Monday, May 17, 2021
High School Basketball Shot Clock?
I don’t think I like the idea of a shot clock in high school basketball, a potential change that was announced by the national federation last week. This progressive approach will not be good for the high school game, and it's just one more example that traditions and institutions matter, often as a hedge against frivolous and unnecessary change. Our games should not just be about speeding up and pursuing more points and more shots for pure entertainment. There is so much more to the game, especially at the younger levels, and focusing on quickened pace to force more shots to produce more scoring simply misses the nuanced beauty of sport.
While the addition of the shot clock most certainly contributes to and ultimately enhances the college and pro game, it will hurt the high school leagues and exacerbate imbalance among schools. Thoughtful pacing, ball control, and even the often dreaded "slow down game" are competitive strategies many schools use to their advantage. In the spirit of competitiveness, such deliberate pacing is a necessary tactic that smaller schools sometimes need. And this measured approach is no less significant in terms of athletics than the advantage some schools have simply by nature of larger pools of kids, and perhaps larger kids as a result.

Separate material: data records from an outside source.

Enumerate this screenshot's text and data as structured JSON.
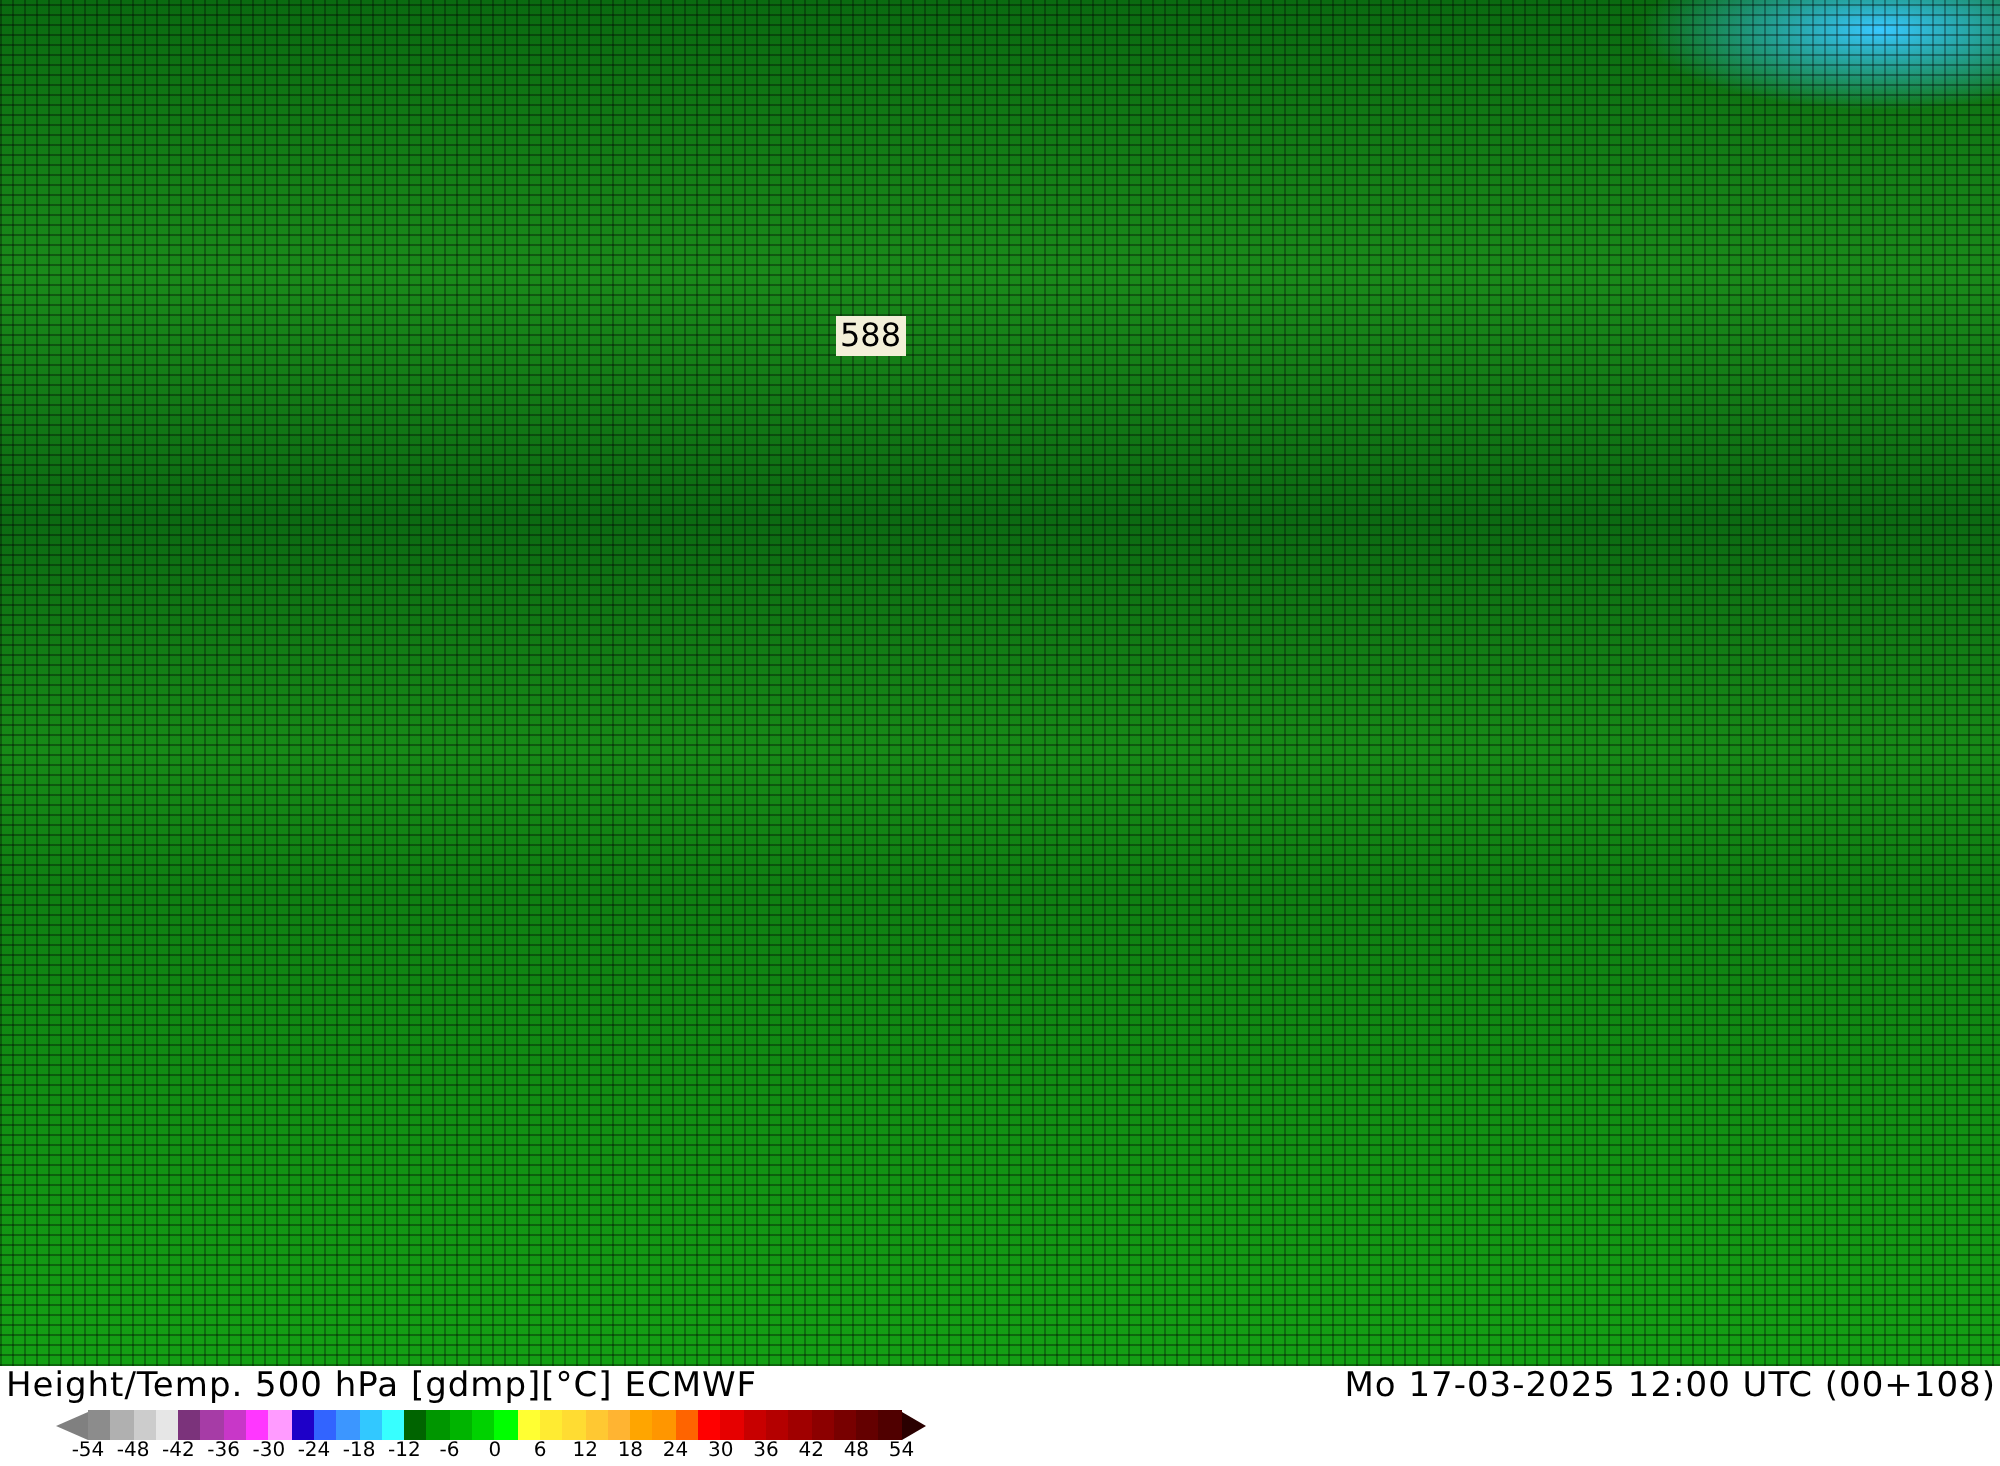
{
  "map": {
    "labels": [
      {
        "text": "588"
      }
    ]
  },
  "footer": {
    "title": "Height/Temp. 500 hPa [gdmp][°C] ECMWF",
    "valid_time": "Mo 17-03-2025 12:00 UTC (00+108)"
  },
  "legend": {
    "swatches": [
      {
        "kind": "arrow",
        "color": "#808080"
      },
      {
        "kind": "box",
        "color": "#8c8c8c"
      },
      {
        "kind": "box",
        "color": "#b0b0b0"
      },
      {
        "kind": "box",
        "color": "#cccccc"
      },
      {
        "kind": "box",
        "color": "#e6e6e6"
      },
      {
        "kind": "box",
        "color": "#7b337b"
      },
      {
        "kind": "box",
        "color": "#a63ca6"
      },
      {
        "kind": "box",
        "color": "#c837c8"
      },
      {
        "kind": "box",
        "color": "#ff37ff"
      },
      {
        "kind": "box",
        "color": "#ff9bff"
      },
      {
        "kind": "box",
        "color": "#1e00c8"
      },
      {
        "kind": "box",
        "color": "#3264ff"
      },
      {
        "kind": "box",
        "color": "#3c96ff"
      },
      {
        "kind": "box",
        "color": "#32c8ff"
      },
      {
        "kind": "box",
        "color": "#37ffff"
      },
      {
        "kind": "box",
        "color": "#006400"
      },
      {
        "kind": "box",
        "color": "#009600"
      },
      {
        "kind": "box",
        "color": "#00b400"
      },
      {
        "kind": "box",
        "color": "#00d200"
      },
      {
        "kind": "box",
        "color": "#00ff00"
      },
      {
        "kind": "box",
        "color": "#ffff32"
      },
      {
        "kind": "box",
        "color": "#ffeb32"
      },
      {
        "kind": "box",
        "color": "#ffdc32"
      },
      {
        "kind": "box",
        "color": "#ffc832"
      },
      {
        "kind": "box",
        "color": "#ffb432"
      },
      {
        "kind": "box",
        "color": "#ffa500"
      },
      {
        "kind": "box",
        "color": "#ff9600"
      },
      {
        "kind": "box",
        "color": "#ff6400"
      },
      {
        "kind": "box",
        "color": "#ff0000"
      },
      {
        "kind": "box",
        "color": "#e60000"
      },
      {
        "kind": "box",
        "color": "#c80000"
      },
      {
        "kind": "box",
        "color": "#b40000"
      },
      {
        "kind": "box",
        "color": "#a00000"
      },
      {
        "kind": "box",
        "color": "#8c0000"
      },
      {
        "kind": "box",
        "color": "#780000"
      },
      {
        "kind": "box",
        "color": "#640000"
      },
      {
        "kind": "box",
        "color": "#500000"
      },
      {
        "kind": "arrow",
        "color": "#2a0000"
      }
    ],
    "ticks": [
      "-54",
      "-48",
      "-42",
      "-36",
      "-30",
      "-24",
      "-18",
      "-12",
      "-6",
      "0",
      "6",
      "12",
      "18",
      "24",
      "30",
      "36",
      "42",
      "48",
      "54"
    ]
  }
}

States will each have to make their own decision on the need and benefit of a shot clock, and it's to be expected that coaches and athletic directors are starting to weigh in on the option. Obviously we can expect that large schools and previously dominant programs which depend on a pipeline of top athletes to succeed at the fast-paced level will desire the clock. Smaller schools who use strategy to counter and control superior size and athleticism will certainly oppose the change. The question will be whose benefit is valued and supported by the state associations. Let's hope prudence and a thoughtful approach to what's best for the game are the key influences on the decision.